What if you get caught outside the Shabbat boundary on Friday afternoon?
פעם אחת לא נכנסו לנמל עד שחשיכה אמרו לו לרבן גמליאל מה אנו לירד אמר להן מותר אתם שכבר הייתי מסתכל והיינו בתוך התחום עד שלא חשיכה:
It happened once that [a group of Jews traveling by boat on Friday afternoon] did not reach port before dark. They asked Rabban Gamliel, “May we disembark?” He told them, “You may, for I have already calculated and seen that we were within the boundary before it grew dark.”
Rabbinic law permitted a Jew to walk up to two thousand cubits from the city on Shabbat. This distance could be extended by placing a meal at the limit before Shabbat, thereby extending one’s domain another two thousand cubits. However, if one wound up outside the Shabbat limits, he or she was supposed to stay put, moving no more than four cubits (about seven feet) until the end of Shabbat. Our Mishnah tells a story in which the travelers arrive in port after Shabbat begins. Are they considered within the city, and therefore permitted to disembark and move around, or must they stay put on the boat until Saturday night? Rabban Gamliel, who employed some sort of mechanical device for calculating distances (as recounted in the Talmud), gave a lenient answer—they had entered the two-thousand-cubit limit of the port before Shabbat began and could therefore disembark.

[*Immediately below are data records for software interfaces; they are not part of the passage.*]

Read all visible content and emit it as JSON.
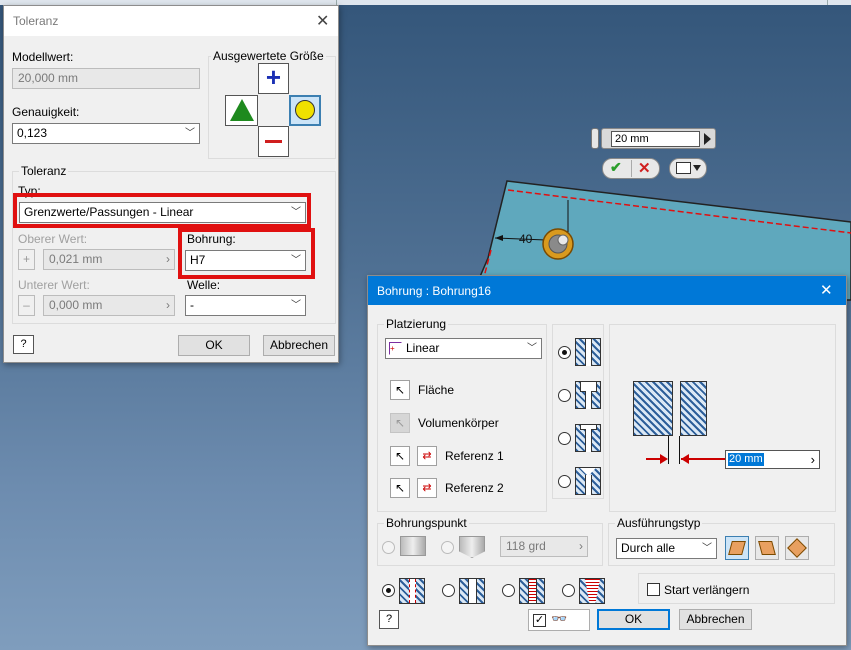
{
  "app": {
    "colors": {
      "accent": "#0078d7",
      "highlight": "#e01010",
      "part": "#5fa8bd"
    }
  },
  "viewport": {
    "dim_input": "20 mm",
    "dim_label": "40",
    "ok_icon": "checkmark-icon",
    "cancel_icon": "x-icon"
  },
  "toleranz": {
    "title": "Toleranz",
    "modellwert_label": "Modellwert:",
    "modellwert_value": "20,000 mm",
    "genauigkeit_label": "Genauigkeit:",
    "genauigkeit_value": "0,123",
    "ausgewertete_label": "Ausgewertete Größe",
    "group_label": "Toleranz",
    "typ_label": "Typ:",
    "typ_value": "Grenzwerte/Passungen - Linear",
    "oberer_label": "Oberer Wert:",
    "oberer_value": "0,021 mm",
    "bohrung_label": "Bohrung:",
    "bohrung_value": "H7",
    "unterer_label": "Unterer Wert:",
    "unterer_value": "0,000 mm",
    "welle_label": "Welle:",
    "welle_value": "-",
    "ok_label": "OK",
    "cancel_label": "Abbrechen"
  },
  "bohrung": {
    "title": "Bohrung : Bohrung16",
    "platzierung_label": "Platzierung",
    "placement_value": "Linear",
    "flaeche_label": "Fläche",
    "volumen_label": "Volumenkörper",
    "ref1_label": "Referenz 1",
    "ref2_label": "Referenz 2",
    "dim_value": "20 mm",
    "bohrungspunkt_label": "Bohrungspunkt",
    "angle_value": "118 grd",
    "ausfuehrung_label": "Ausführungstyp",
    "ausfuehrung_value": "Durch alle",
    "start_label": "Start verlängern",
    "ok_label": "OK",
    "cancel_label": "Abbrechen"
  }
}
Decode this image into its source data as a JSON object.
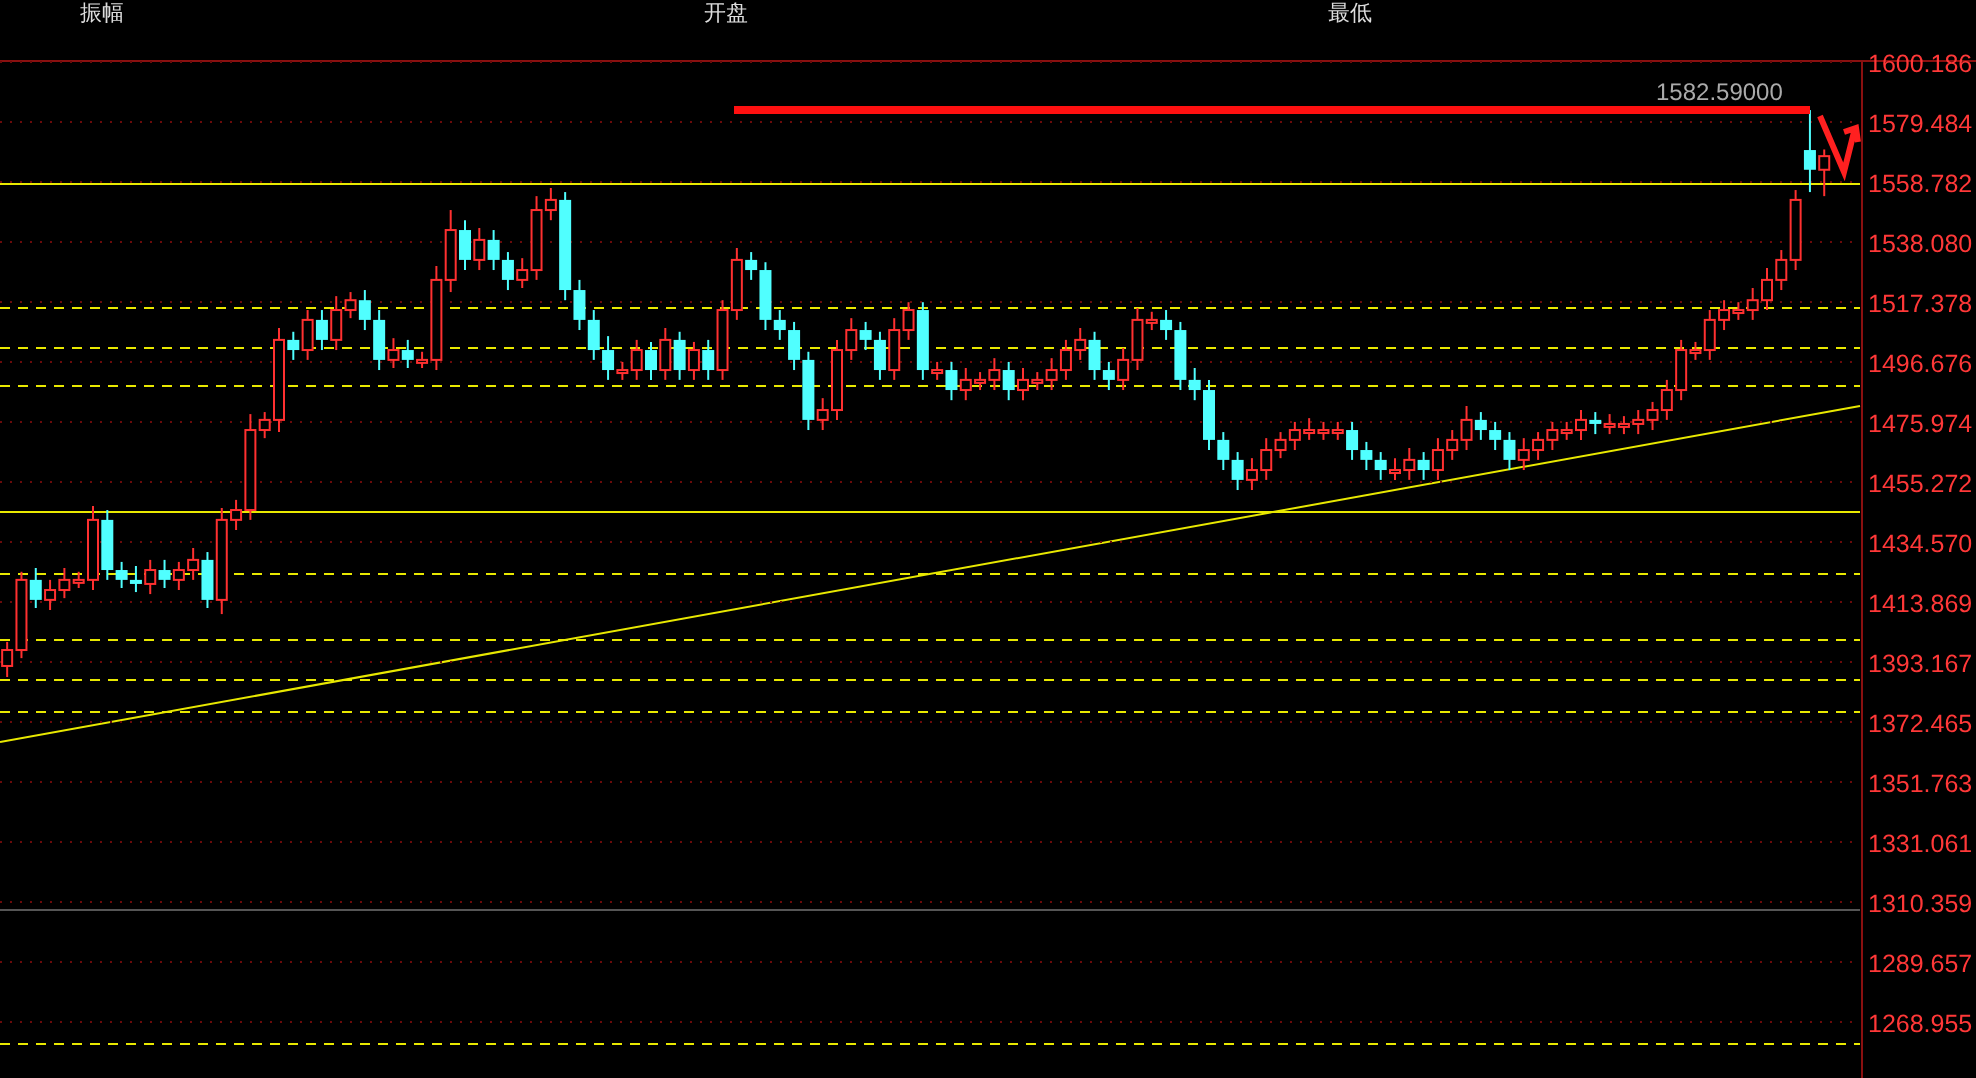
{
  "header": {
    "items": [
      {
        "label": "振幅"
      },
      {
        "label": "开盘"
      },
      {
        "label": "最低"
      }
    ]
  },
  "chart": {
    "price_marker": "1582.59000",
    "chart_data": {
      "type": "candlestick",
      "ylim": [
        1249.64,
        1600.87
      ],
      "grid": true,
      "categories": [
        null,
        null,
        null,
        null,
        null,
        null,
        null,
        null,
        null,
        null,
        null,
        null,
        null,
        null,
        null,
        null,
        null,
        null,
        null,
        null,
        null,
        null,
        null,
        null,
        null,
        null,
        null,
        null,
        null,
        null,
        null,
        null,
        null,
        null,
        null,
        null,
        null,
        null,
        null,
        null,
        null,
        null,
        null,
        null,
        null,
        null,
        null,
        null,
        null,
        null,
        null,
        null,
        null,
        null,
        null,
        null,
        null,
        null,
        null,
        null,
        null,
        null,
        null,
        null,
        null,
        null,
        null,
        null,
        null,
        null,
        null,
        null,
        null,
        null,
        null,
        null,
        null,
        null,
        null,
        null,
        null,
        null,
        null,
        null,
        null,
        null,
        null,
        null,
        null,
        null,
        null,
        null,
        null,
        null,
        null,
        null,
        null,
        null,
        null,
        null,
        null,
        null,
        null,
        null,
        null,
        null,
        null,
        null,
        null,
        null,
        null,
        null,
        null,
        null,
        null,
        null,
        null,
        null,
        null,
        null,
        null,
        null,
        null,
        null,
        null,
        null,
        null,
        null,
        null,
        null
      ],
      "yticks": [
        {
          "value": 1600.186,
          "label": "1600.186"
        },
        {
          "value": 1579.484,
          "label": "1579.484"
        },
        {
          "value": 1558.782,
          "label": "1558.782"
        },
        {
          "value": 1538.08,
          "label": "1538.080"
        },
        {
          "value": 1517.378,
          "label": "1517.378"
        },
        {
          "value": 1496.676,
          "label": "1496.676"
        },
        {
          "value": 1475.974,
          "label": "1475.974"
        },
        {
          "value": 1455.272,
          "label": "1455.272"
        },
        {
          "value": 1434.57,
          "label": "1434.570"
        },
        {
          "value": 1413.869,
          "label": "1413.869"
        },
        {
          "value": 1393.167,
          "label": "1393.167"
        },
        {
          "value": 1372.465,
          "label": "1372.465"
        },
        {
          "value": 1351.763,
          "label": "1351.763"
        },
        {
          "value": 1331.061,
          "label": "1331.061"
        },
        {
          "value": 1310.359,
          "label": "1310.359"
        },
        {
          "value": 1289.657,
          "label": "1289.657"
        },
        {
          "value": 1268.955,
          "label": "1268.955"
        }
      ],
      "ohlc": [
        [
          1391.8,
          1400.1,
          1388.0,
          1397.3
        ],
        [
          1397.3,
          1424.3,
          1394.5,
          1421.5
        ],
        [
          1421.5,
          1425.6,
          1411.8,
          1414.6
        ],
        [
          1414.6,
          1421.5,
          1411.1,
          1418.0
        ],
        [
          1418.0,
          1425.6,
          1415.2,
          1421.5
        ],
        [
          1421.5,
          1424.3,
          1418.7,
          1421.5
        ],
        [
          1421.5,
          1447.0,
          1418.0,
          1442.2
        ],
        [
          1442.2,
          1445.6,
          1421.5,
          1424.9
        ],
        [
          1424.9,
          1427.7,
          1418.7,
          1421.5
        ],
        [
          1421.5,
          1426.3,
          1417.3,
          1420.1
        ],
        [
          1420.1,
          1428.4,
          1416.6,
          1424.9
        ],
        [
          1424.9,
          1428.4,
          1418.7,
          1421.5
        ],
        [
          1421.5,
          1427.7,
          1418.0,
          1424.9
        ],
        [
          1424.9,
          1432.5,
          1421.5,
          1428.4
        ],
        [
          1428.4,
          1431.1,
          1411.8,
          1414.6
        ],
        [
          1414.6,
          1446.3,
          1409.7,
          1442.2
        ],
        [
          1442.2,
          1449.1,
          1438.7,
          1445.6
        ],
        [
          1445.6,
          1478.7,
          1442.2,
          1473.2
        ],
        [
          1473.2,
          1479.4,
          1470.4,
          1476.7
        ],
        [
          1476.7,
          1508.4,
          1472.5,
          1504.3
        ],
        [
          1504.3,
          1507.1,
          1497.4,
          1500.8
        ],
        [
          1500.8,
          1514.6,
          1497.4,
          1511.2
        ],
        [
          1511.2,
          1514.6,
          1500.8,
          1504.3
        ],
        [
          1504.3,
          1519.4,
          1500.8,
          1514.6
        ],
        [
          1514.6,
          1520.8,
          1511.8,
          1518.0
        ],
        [
          1518.0,
          1521.5,
          1507.7,
          1511.2
        ],
        [
          1511.2,
          1514.6,
          1493.9,
          1497.4
        ],
        [
          1497.4,
          1504.9,
          1494.6,
          1500.8
        ],
        [
          1500.8,
          1504.3,
          1494.6,
          1497.4
        ],
        [
          1497.4,
          1500.2,
          1494.6,
          1497.4
        ],
        [
          1497.4,
          1529.8,
          1493.9,
          1525.0
        ],
        [
          1525.0,
          1549.1,
          1520.8,
          1542.2
        ],
        [
          1542.2,
          1545.6,
          1528.4,
          1531.9
        ],
        [
          1531.9,
          1542.9,
          1528.4,
          1538.8
        ],
        [
          1538.8,
          1542.2,
          1528.4,
          1531.9
        ],
        [
          1531.9,
          1534.6,
          1521.5,
          1525.0
        ],
        [
          1525.0,
          1532.5,
          1522.2,
          1528.4
        ],
        [
          1528.4,
          1553.9,
          1525.0,
          1549.1
        ],
        [
          1549.1,
          1556.7,
          1545.6,
          1552.6
        ],
        [
          1552.6,
          1555.3,
          1518.0,
          1521.5
        ],
        [
          1521.5,
          1525.0,
          1507.7,
          1511.2
        ],
        [
          1511.2,
          1514.6,
          1497.4,
          1500.8
        ],
        [
          1500.8,
          1505.6,
          1490.5,
          1493.9
        ],
        [
          1493.9,
          1496.7,
          1490.5,
          1493.9
        ],
        [
          1493.9,
          1504.3,
          1490.5,
          1500.8
        ],
        [
          1500.8,
          1503.6,
          1490.5,
          1493.9
        ],
        [
          1493.9,
          1508.4,
          1490.5,
          1504.3
        ],
        [
          1504.3,
          1507.1,
          1490.5,
          1493.9
        ],
        [
          1493.9,
          1503.6,
          1490.5,
          1500.8
        ],
        [
          1500.8,
          1504.3,
          1490.5,
          1493.9
        ],
        [
          1493.9,
          1518.0,
          1490.5,
          1514.6
        ],
        [
          1514.6,
          1536.0,
          1511.2,
          1531.9
        ],
        [
          1531.9,
          1534.6,
          1525.0,
          1528.4
        ],
        [
          1528.4,
          1531.1,
          1507.7,
          1511.2
        ],
        [
          1511.2,
          1514.6,
          1504.3,
          1507.7
        ],
        [
          1507.7,
          1510.5,
          1493.9,
          1497.4
        ],
        [
          1497.4,
          1500.2,
          1473.2,
          1476.7
        ],
        [
          1476.7,
          1484.2,
          1473.2,
          1480.1
        ],
        [
          1480.1,
          1504.3,
          1476.7,
          1500.8
        ],
        [
          1500.8,
          1511.8,
          1497.4,
          1507.7
        ],
        [
          1507.7,
          1510.5,
          1500.8,
          1504.3
        ],
        [
          1504.3,
          1507.1,
          1490.5,
          1493.9
        ],
        [
          1493.9,
          1511.8,
          1490.5,
          1507.7
        ],
        [
          1507.7,
          1517.3,
          1504.3,
          1514.6
        ],
        [
          1514.6,
          1517.3,
          1490.5,
          1493.9
        ],
        [
          1493.9,
          1496.7,
          1490.5,
          1493.9
        ],
        [
          1493.9,
          1496.7,
          1483.5,
          1487.0
        ],
        [
          1487.0,
          1494.6,
          1483.5,
          1490.5
        ],
        [
          1490.5,
          1493.2,
          1487.0,
          1490.5
        ],
        [
          1490.5,
          1498.0,
          1487.0,
          1493.9
        ],
        [
          1493.9,
          1496.7,
          1483.5,
          1487.0
        ],
        [
          1487.0,
          1494.6,
          1483.5,
          1490.5
        ],
        [
          1490.5,
          1493.2,
          1487.0,
          1490.5
        ],
        [
          1490.5,
          1498.0,
          1487.0,
          1493.9
        ],
        [
          1493.9,
          1504.3,
          1490.5,
          1500.8
        ],
        [
          1500.8,
          1508.4,
          1497.4,
          1504.3
        ],
        [
          1504.3,
          1507.1,
          1490.5,
          1493.9
        ],
        [
          1493.9,
          1496.7,
          1487.0,
          1490.5
        ],
        [
          1490.5,
          1501.5,
          1487.0,
          1497.4
        ],
        [
          1497.4,
          1515.3,
          1493.9,
          1511.2
        ],
        [
          1511.2,
          1514.0,
          1507.7,
          1511.2
        ],
        [
          1511.2,
          1514.6,
          1504.3,
          1507.7
        ],
        [
          1507.7,
          1510.5,
          1487.0,
          1490.5
        ],
        [
          1490.5,
          1494.6,
          1483.5,
          1487.0
        ],
        [
          1487.0,
          1490.5,
          1466.3,
          1469.8
        ],
        [
          1469.8,
          1472.5,
          1459.4,
          1462.9
        ],
        [
          1462.9,
          1465.6,
          1452.5,
          1456.0
        ],
        [
          1456.0,
          1463.5,
          1452.5,
          1459.4
        ],
        [
          1459.4,
          1470.4,
          1456.0,
          1466.3
        ],
        [
          1466.3,
          1472.5,
          1463.5,
          1469.8
        ],
        [
          1469.8,
          1476.0,
          1466.3,
          1473.2
        ],
        [
          1473.2,
          1477.3,
          1469.8,
          1473.2
        ],
        [
          1473.2,
          1476.0,
          1469.8,
          1473.2
        ],
        [
          1473.2,
          1476.0,
          1469.8,
          1473.2
        ],
        [
          1473.2,
          1476.0,
          1462.9,
          1466.3
        ],
        [
          1466.3,
          1469.1,
          1459.4,
          1462.9
        ],
        [
          1462.9,
          1465.6,
          1456.0,
          1459.4
        ],
        [
          1459.4,
          1463.5,
          1456.0,
          1459.4
        ],
        [
          1459.4,
          1467.0,
          1456.0,
          1462.9
        ],
        [
          1462.9,
          1465.6,
          1456.0,
          1459.4
        ],
        [
          1459.4,
          1470.4,
          1456.0,
          1466.3
        ],
        [
          1466.3,
          1473.2,
          1462.9,
          1469.8
        ],
        [
          1469.8,
          1481.5,
          1466.3,
          1476.7
        ],
        [
          1476.7,
          1479.4,
          1469.8,
          1473.2
        ],
        [
          1473.2,
          1476.0,
          1466.3,
          1469.8
        ],
        [
          1469.8,
          1472.5,
          1459.4,
          1462.9
        ],
        [
          1462.9,
          1470.4,
          1459.4,
          1466.3
        ],
        [
          1466.3,
          1472.5,
          1462.9,
          1469.8
        ],
        [
          1469.8,
          1476.0,
          1466.3,
          1473.2
        ],
        [
          1473.2,
          1476.0,
          1469.8,
          1473.2
        ],
        [
          1473.2,
          1480.1,
          1469.8,
          1476.7
        ],
        [
          1476.7,
          1479.4,
          1471.8,
          1475.3
        ],
        [
          1475.3,
          1478.7,
          1471.8,
          1475.3
        ],
        [
          1475.3,
          1478.0,
          1471.8,
          1475.3
        ],
        [
          1475.3,
          1480.1,
          1471.8,
          1476.7
        ],
        [
          1476.7,
          1482.9,
          1473.2,
          1480.1
        ],
        [
          1480.1,
          1490.5,
          1476.7,
          1487.0
        ],
        [
          1487.0,
          1504.3,
          1483.5,
          1500.8
        ],
        [
          1500.8,
          1503.6,
          1497.4,
          1500.8
        ],
        [
          1500.8,
          1514.6,
          1497.4,
          1511.2
        ],
        [
          1511.2,
          1518.0,
          1507.7,
          1514.6
        ],
        [
          1514.6,
          1517.3,
          1511.2,
          1514.6
        ],
        [
          1514.6,
          1522.2,
          1511.2,
          1518.0
        ],
        [
          1518.0,
          1529.1,
          1514.6,
          1525.0
        ],
        [
          1525.0,
          1535.3,
          1521.5,
          1531.9
        ],
        [
          1531.9,
          1556.0,
          1528.4,
          1552.6
        ],
        [
          1569.8,
          1583.6,
          1555.3,
          1563.0
        ],
        [
          1563.0,
          1570.0,
          1553.9,
          1567.7
        ],
        null,
        null
      ]
    }
  }
}
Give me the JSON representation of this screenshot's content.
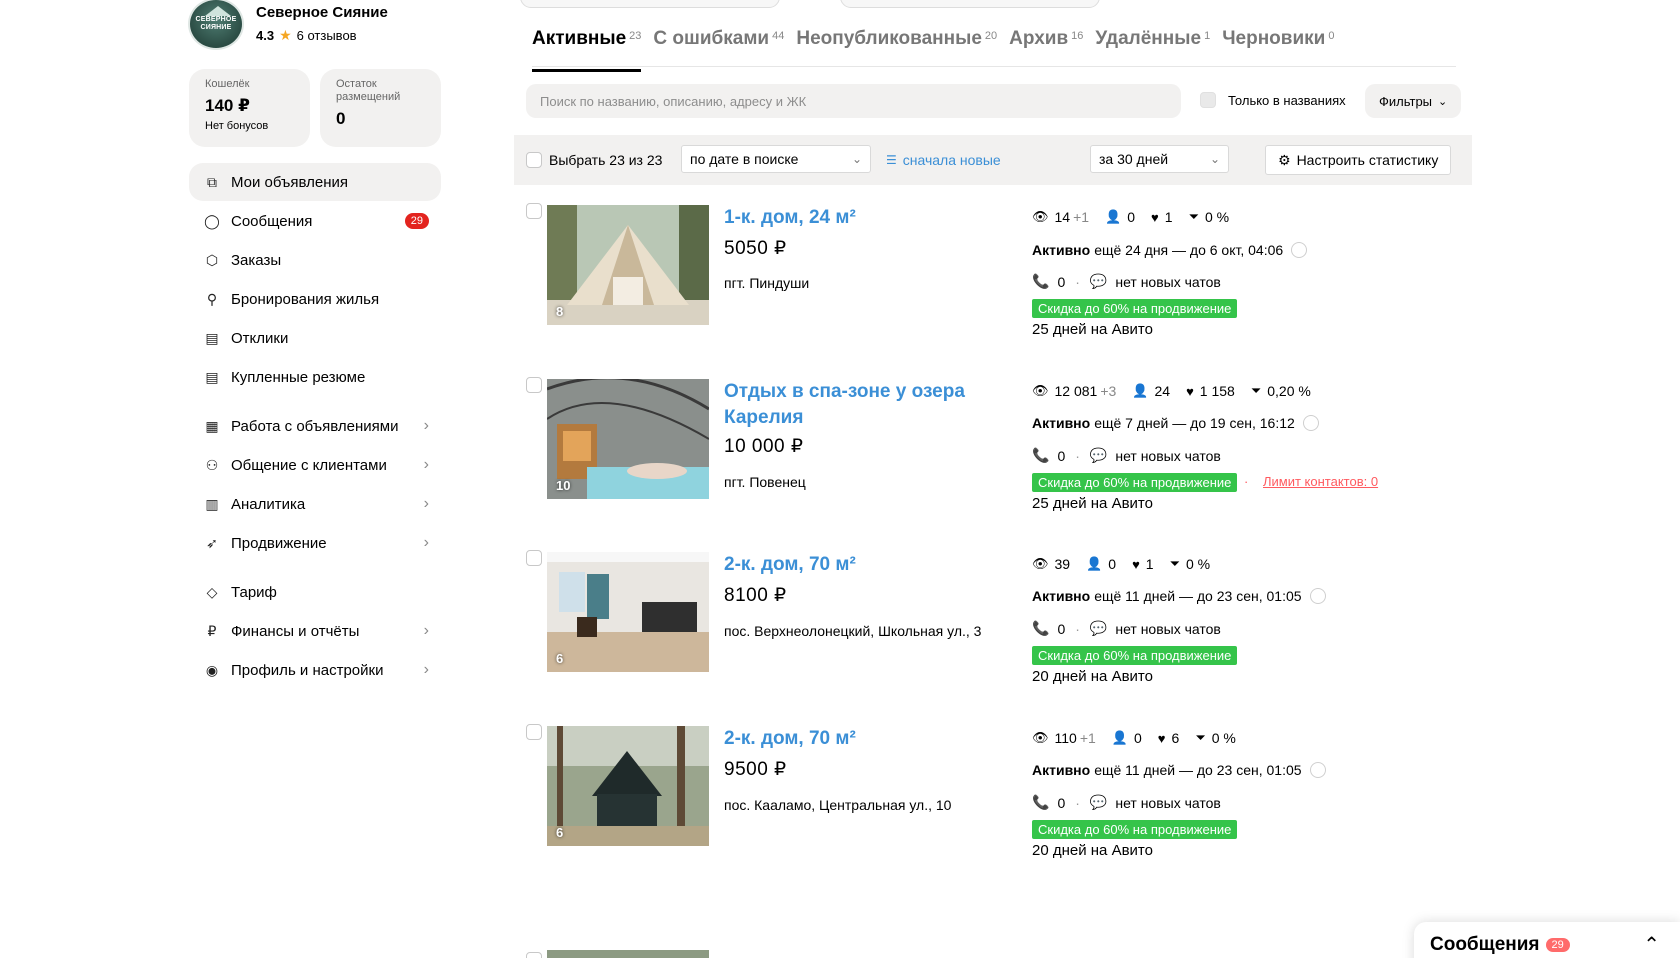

- What do you suppose is the purpose of the two-thousand-cubit restriction on Shabbat movement?
- Do the loopholes of Eruvin undermine this purpose, or do they allow greater freedom and enjoyment on Shabbat?
- In our day, do mechanical adaptations, such as using timers, undermine Shabbat or reinforce its legal significance and enjoyment?
- What does this story tell us about the relationship between Rabban Gamliel and his fellow voyagers? Do you think Rabban Gamliel made his decision based on his objective calculations, or was he motivated to find an avenue of exemption for his traveling companions?